Kennedy was assassinated in November 1963, but new President Lyndon Johnson quickly signaled his intention to see the promise kept. The Soviets held their space lead through 1965, by landing an unmanned craft on the Moon.

The moon mission stoked controversy in the United States. A review of polls reveals that only in 1969 did a majority of Americans support the project. Many people argued that the billions spent on a moonshot should go toward the war in Vietnam or to fight poverty in America's inner cities. "No hot water, no toilets, no lights. But Whitey's on the moon," sang musician and activist Gil Scott Heron. It didn't help when a fire during the Apollo 1 mission killed three astronauts and destroyed their space module.

But when Neil Armstrong became the first person to step onto the moon on July 20, 1969, the event took on a life of its own.
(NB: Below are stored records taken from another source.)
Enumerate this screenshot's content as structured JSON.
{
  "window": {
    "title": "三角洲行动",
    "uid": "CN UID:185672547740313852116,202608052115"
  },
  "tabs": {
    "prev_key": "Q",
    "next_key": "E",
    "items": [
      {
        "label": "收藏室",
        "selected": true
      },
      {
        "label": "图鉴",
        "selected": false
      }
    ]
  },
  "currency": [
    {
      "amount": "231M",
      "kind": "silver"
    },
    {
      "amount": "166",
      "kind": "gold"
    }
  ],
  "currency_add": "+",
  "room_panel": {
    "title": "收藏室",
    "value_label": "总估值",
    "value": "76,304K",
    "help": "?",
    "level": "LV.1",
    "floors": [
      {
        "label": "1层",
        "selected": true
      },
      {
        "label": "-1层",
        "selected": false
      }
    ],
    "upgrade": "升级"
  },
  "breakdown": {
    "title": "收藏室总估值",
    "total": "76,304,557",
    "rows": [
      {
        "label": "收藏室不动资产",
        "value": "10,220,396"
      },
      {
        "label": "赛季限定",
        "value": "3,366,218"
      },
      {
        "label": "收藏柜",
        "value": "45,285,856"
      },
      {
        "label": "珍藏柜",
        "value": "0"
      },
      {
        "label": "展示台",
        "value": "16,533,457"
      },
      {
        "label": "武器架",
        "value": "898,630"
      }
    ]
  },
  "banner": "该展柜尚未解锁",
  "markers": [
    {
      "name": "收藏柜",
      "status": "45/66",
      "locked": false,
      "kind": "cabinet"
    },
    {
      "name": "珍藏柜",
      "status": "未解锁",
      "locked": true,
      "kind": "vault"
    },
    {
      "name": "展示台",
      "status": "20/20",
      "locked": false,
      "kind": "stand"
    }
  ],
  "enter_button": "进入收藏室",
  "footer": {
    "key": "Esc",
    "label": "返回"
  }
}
It was a decade framed by two images of respected TV anchorman Walter Cronkite—shaken to the core on air by the 1963 murder of President Kennedy and then speechless with awe as Americans bounded across the surface of the moon.

A decade that included confrontation with the Soviets in Cuba, the assassinations of John Kennedy, Malcolm X, Martin Luther King, and Robert Kennedy, a failing war in Vietnam, race riots in American cities, and violent chaos at the 1968 Democratic Party convention ended with an accomplishment a quarter million miles away, that was watched live by 94 percent of Americans who owned a TV.

Americans weren't the only ones watching. About 650 million people around the world watched the moon landing live on TV, making the event the first truly global televised event. Nine weeks later, astronauts Neil Armstrong, Buzz Aldrin, and Michael Collins began a world tour.

Concerns that planting an American flag on the moon's surface would seem an act of obnoxious nationalism faded as the three men were greeted by overflow crowds in 27 cities in 24 countries over 39 days. An estimated one million people greeted them in Dhaka (then Pakistan) and some 1.5 million turned out in Mumbai (then Bombay).

Fifty years later, moon missions are still a mark of national prestige. Russia, China, India, the EU, Japan, and Israel have all sent probes to orbit the Moon or landed vehicles on its surface. But none of them matches that first "giant leap for mankind."

Next up: Mars? For thoughts on the next space race, click here.

Bonus fact: An iPhone has more than 100,000 times the processing power of the computer that landed Apollo 11 on the moon.